I had been trying to reduce my screentime for almost five years. As a student, I would leave my phone off during classes and always in my backpack. I tried turning my phone off for two to three days at a time when I needed to focus intensely. I tried leaving my phone at home whenever I left the house. I tried turning my phone monochrome. I tried going tech free every Sunday. I tried monitoring my screentime and setting goals. I tried setting pacts with friends. 

None of it worked long-term, I would rebound back to being on my phone for about two to four hours every day.

It was on one of these aimless nights that I decided to get a flip phone.

Because of COVID-19, there were no events I was missing out on. No one could spontaneously call or text me to hang out. I had nothing urgent I needed to respond to work wise via phone that I couldn’t do on my computer. 

I thought about what it would be like to raise children in a home with so much technology, sitting at a restaurant, playground, or in our living room looking at my phone instead of talking to the children. If I wanted to be a good example, which I think is the best way of parenting, I knew I’d have to start now.  This was the perfect time to do something drastic, in a last ditch attempt to really change my phone habits.

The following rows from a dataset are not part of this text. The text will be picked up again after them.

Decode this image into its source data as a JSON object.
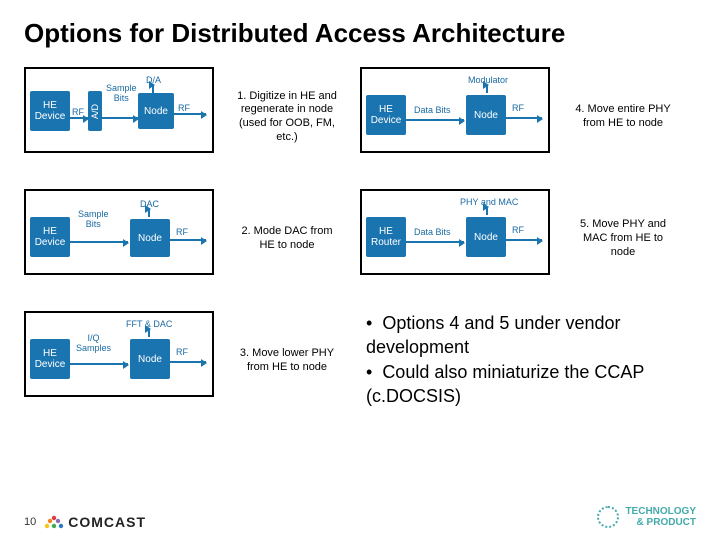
{
  "title": "Options for Distributed Access Architecture",
  "page_number": "10",
  "footer": {
    "brand": "COMCAST",
    "right_logo_top": "TECHNOLOGY",
    "right_logo_bottom": "& PRODUCT"
  },
  "labels": {
    "he_device": "HE\nDevice",
    "he_router": "HE\nRouter",
    "node": "Node",
    "modulator": "Modulator",
    "phy_mac": "PHY and MAC",
    "fft_dac": "FFT & DAC",
    "dac": "DAC",
    "da": "D/A",
    "ad": "A/D",
    "rf": "RF",
    "sample_bits": "Sample\nBits",
    "iq_samples": "I/Q\nSamples",
    "data_bits": "Data Bits"
  },
  "captions": {
    "c1": "1. Digitize in HE and regenerate in node (used for OOB, FM, etc.)",
    "c2": "2. Mode DAC from HE to node",
    "c3": "3. Move lower PHY from HE to node",
    "c4": "4. Move entire PHY from HE to node",
    "c5": "5. Move PHY and MAC from HE to node"
  },
  "bullets": {
    "b1": "Options 4 and 5 under vendor development",
    "b2": "Could also miniaturize the CCAP (c.DOCSIS)"
  }
}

Lastly, I did this calculation.

✕ 365
✕ 70 yrs

= 51,100 hrs

of my life which was 5.8 years of my life. Imagine being at the end of your life, and wishing you had one more minute to live, when you could have had almost 6 more years to live.

Seeing this number made me pull the trigger. I went on Best Buy and down a rabbit hole to find the best flip phone for me.

I bought the Alcatel GoFlip 3.